As I’ve alluded to above, it all comes down to what you intend to do with your bananas prior to freezing them.
As you can see, if you’re looking to use them in a recipe, then freezing them whole and unpeeled is fine.
However, if you’re simply looking to eat your bananas or perhaps use them as a topping, then there are better ways to freeze them.
In fact, you should actually unpeel your bananas, slice them, and then squeeze some lemon juice over them.
The lemon won’t affect the taste, but it will ensure that your bananas don’t turn brown.
Then you should place them in a Ziploc bag, and you can freeze them for up to 3 months.
Once removed and defrosted, they can be eaten as a snack and are perfect for adding to your oats, as a topping for pancakes, or on other desserts.
So, I hope you understand that you can freeze bananas with the peel on, although this does depend on how you intend to use them afterward.
The peel will stick to the flesh once thawed, thus making it quite difficult to peel.

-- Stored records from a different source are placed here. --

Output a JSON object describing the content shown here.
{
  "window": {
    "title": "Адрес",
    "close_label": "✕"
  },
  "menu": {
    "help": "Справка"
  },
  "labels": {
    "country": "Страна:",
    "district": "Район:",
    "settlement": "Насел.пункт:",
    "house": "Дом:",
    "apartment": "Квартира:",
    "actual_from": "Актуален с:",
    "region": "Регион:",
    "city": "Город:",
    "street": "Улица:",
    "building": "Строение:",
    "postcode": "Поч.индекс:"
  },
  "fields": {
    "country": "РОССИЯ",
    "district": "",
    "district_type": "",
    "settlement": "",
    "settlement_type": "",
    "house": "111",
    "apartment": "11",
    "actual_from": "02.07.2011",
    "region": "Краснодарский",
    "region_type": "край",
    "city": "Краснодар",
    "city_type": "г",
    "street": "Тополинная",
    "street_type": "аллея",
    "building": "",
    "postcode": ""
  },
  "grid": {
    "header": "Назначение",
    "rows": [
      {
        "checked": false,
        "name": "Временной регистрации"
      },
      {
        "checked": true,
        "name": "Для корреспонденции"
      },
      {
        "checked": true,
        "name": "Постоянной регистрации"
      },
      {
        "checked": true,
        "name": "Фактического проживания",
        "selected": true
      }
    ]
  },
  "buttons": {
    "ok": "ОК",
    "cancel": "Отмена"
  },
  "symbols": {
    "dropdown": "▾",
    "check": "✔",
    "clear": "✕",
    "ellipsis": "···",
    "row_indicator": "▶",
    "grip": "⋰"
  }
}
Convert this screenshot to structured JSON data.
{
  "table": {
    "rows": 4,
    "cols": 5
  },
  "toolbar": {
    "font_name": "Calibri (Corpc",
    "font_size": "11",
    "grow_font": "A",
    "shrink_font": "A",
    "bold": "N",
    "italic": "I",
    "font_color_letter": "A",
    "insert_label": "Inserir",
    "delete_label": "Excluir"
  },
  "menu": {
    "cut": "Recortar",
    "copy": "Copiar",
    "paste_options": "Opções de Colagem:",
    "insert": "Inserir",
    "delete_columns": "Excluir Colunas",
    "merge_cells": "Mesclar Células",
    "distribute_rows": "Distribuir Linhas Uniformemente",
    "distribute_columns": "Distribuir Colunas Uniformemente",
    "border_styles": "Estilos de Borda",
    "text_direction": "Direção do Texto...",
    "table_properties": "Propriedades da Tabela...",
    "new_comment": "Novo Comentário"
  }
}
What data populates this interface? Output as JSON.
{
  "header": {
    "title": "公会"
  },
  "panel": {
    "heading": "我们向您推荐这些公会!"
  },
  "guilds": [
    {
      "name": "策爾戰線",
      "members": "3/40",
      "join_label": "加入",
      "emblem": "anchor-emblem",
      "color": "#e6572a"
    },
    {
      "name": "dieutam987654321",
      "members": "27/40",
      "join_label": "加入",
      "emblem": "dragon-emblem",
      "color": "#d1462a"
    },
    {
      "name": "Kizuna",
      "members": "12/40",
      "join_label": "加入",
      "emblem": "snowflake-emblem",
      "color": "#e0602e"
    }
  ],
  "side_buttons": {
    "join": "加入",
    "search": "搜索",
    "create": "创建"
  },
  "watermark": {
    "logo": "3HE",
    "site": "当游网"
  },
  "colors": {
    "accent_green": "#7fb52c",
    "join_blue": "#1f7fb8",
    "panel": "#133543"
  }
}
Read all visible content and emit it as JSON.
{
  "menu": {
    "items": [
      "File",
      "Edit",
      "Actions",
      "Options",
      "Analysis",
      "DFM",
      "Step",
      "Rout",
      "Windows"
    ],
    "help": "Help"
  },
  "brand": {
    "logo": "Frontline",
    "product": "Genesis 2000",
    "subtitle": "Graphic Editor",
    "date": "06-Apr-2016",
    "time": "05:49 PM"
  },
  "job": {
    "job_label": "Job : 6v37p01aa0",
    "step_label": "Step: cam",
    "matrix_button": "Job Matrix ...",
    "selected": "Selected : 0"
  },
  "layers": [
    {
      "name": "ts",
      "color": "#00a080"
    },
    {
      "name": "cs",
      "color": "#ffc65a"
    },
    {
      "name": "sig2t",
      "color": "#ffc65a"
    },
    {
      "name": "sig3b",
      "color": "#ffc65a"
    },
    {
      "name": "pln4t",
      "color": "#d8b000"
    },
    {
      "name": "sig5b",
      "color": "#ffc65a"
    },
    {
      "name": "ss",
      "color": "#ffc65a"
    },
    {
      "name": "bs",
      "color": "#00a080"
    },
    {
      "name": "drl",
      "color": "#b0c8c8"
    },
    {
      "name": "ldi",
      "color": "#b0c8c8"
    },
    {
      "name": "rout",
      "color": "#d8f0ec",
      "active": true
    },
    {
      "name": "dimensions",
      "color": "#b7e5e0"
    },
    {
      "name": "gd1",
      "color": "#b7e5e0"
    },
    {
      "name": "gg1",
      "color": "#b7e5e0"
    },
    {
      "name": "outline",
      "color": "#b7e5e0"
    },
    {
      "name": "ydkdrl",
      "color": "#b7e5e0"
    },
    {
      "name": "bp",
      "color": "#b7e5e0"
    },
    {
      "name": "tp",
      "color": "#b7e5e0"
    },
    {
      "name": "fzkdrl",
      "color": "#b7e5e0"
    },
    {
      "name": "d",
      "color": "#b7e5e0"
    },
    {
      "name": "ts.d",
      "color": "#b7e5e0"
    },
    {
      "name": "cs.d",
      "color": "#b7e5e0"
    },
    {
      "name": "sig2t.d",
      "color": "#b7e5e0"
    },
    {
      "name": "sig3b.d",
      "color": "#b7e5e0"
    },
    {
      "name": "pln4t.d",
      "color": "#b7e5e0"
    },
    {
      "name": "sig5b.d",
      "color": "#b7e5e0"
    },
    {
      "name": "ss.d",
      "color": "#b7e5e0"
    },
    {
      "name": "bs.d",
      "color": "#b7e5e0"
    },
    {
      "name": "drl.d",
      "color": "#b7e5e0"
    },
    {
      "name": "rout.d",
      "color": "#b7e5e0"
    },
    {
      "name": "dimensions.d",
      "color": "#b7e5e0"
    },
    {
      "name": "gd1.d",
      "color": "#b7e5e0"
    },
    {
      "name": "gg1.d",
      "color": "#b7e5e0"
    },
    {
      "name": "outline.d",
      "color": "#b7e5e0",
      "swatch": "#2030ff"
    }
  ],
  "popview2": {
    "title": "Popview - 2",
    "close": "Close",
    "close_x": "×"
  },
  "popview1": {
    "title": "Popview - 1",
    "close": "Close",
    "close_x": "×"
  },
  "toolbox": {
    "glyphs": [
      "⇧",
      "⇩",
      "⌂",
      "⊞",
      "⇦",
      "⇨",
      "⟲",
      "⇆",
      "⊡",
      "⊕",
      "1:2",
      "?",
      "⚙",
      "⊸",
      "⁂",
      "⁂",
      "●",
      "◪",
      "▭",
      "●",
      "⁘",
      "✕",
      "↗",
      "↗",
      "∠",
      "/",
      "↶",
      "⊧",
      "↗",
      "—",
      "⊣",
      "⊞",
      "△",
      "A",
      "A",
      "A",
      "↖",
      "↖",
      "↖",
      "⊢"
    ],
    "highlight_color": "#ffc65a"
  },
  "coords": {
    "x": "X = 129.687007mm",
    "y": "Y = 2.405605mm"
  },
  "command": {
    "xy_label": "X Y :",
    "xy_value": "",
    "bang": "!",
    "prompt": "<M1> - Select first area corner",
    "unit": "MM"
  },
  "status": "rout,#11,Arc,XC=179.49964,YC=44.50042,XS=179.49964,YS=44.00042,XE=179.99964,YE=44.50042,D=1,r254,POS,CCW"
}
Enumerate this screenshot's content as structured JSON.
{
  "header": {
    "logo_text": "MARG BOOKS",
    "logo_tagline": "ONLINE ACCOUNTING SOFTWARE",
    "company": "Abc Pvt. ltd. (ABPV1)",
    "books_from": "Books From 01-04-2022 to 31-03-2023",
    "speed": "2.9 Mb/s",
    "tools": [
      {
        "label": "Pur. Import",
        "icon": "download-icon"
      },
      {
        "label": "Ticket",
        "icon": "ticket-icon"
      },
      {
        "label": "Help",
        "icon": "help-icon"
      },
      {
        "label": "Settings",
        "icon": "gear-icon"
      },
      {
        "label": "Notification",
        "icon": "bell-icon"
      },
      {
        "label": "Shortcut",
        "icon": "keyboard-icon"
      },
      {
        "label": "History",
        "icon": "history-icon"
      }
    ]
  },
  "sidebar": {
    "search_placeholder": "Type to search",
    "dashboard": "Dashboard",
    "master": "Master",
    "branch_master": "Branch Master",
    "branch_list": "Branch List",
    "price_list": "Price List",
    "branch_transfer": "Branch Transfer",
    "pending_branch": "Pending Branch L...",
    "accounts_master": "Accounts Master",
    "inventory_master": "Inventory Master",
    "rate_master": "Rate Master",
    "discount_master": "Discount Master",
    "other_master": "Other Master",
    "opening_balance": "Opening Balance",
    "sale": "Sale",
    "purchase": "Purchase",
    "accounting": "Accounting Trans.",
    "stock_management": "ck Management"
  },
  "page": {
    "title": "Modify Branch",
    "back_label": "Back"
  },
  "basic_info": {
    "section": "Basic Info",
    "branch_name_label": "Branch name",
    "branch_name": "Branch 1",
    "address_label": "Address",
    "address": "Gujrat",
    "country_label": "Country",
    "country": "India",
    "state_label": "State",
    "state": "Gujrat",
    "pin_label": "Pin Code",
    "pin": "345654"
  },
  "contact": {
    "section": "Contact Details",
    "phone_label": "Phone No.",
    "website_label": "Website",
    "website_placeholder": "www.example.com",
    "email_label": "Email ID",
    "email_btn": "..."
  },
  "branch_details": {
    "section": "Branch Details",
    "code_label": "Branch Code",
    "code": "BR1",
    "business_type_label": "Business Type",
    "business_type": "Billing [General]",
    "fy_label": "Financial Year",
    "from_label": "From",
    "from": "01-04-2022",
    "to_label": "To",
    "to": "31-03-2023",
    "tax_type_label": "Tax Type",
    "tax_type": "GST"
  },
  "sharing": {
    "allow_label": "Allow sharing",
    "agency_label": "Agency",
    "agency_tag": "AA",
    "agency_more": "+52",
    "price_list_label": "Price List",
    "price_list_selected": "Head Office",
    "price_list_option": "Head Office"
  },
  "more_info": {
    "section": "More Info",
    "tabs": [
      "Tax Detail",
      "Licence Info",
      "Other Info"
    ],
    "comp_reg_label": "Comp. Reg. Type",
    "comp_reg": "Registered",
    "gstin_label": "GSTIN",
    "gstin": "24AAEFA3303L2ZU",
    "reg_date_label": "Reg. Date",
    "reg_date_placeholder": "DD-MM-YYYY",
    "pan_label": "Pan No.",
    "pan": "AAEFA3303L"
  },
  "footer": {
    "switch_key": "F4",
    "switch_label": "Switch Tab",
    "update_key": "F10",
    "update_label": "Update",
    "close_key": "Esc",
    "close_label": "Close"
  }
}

However, this will impart a really sweet taste, as well as naturally mashing the bananas while you peel them.
This is ideal if you intend to use bananas for baking or as part of a recipe.
However, if you simply wish to eat the bananas or use them as a topping, then a better option would be to unpeel and slice your bananas prior to freezing.
On a similar subject, have you noticed that banana peels get thinner as they ripen?